■ The data ■

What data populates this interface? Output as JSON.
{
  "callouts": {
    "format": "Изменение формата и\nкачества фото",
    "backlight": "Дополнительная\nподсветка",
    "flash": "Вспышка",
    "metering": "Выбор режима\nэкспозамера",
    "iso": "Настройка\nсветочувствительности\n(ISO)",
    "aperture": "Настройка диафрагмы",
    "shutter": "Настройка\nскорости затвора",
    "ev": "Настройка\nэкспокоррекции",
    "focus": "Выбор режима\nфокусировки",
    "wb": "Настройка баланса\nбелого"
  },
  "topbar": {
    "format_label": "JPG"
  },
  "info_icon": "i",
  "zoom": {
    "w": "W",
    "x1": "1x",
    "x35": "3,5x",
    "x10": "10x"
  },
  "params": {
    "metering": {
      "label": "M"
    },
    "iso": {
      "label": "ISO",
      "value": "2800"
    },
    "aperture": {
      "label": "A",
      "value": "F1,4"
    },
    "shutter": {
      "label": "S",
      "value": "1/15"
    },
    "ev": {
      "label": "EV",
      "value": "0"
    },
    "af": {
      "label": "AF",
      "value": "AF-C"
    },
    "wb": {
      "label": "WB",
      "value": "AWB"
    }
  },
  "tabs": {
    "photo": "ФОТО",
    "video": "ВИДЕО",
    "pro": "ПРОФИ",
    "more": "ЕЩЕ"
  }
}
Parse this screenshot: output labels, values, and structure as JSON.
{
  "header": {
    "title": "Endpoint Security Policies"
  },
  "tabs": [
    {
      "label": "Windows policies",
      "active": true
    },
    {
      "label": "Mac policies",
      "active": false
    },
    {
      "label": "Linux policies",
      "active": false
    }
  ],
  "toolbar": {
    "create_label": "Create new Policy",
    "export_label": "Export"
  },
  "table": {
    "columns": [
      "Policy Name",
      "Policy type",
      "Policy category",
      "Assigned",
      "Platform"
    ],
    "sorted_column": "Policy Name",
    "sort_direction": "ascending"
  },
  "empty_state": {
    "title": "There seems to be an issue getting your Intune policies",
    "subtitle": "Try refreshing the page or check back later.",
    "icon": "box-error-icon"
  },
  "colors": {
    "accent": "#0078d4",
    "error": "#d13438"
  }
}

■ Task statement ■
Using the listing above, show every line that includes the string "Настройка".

■ Result of this exercise ■
    "iso": "Настройка\nсветочувствительности\n(ISO)",
    "aperture": "Настройка диафрагмы",
    "shutter": "Настройка\nскорости затвора",
    "ev": "Настройка\nэкспокоррекции",
    "wb": "Настройка баланса\nбелого"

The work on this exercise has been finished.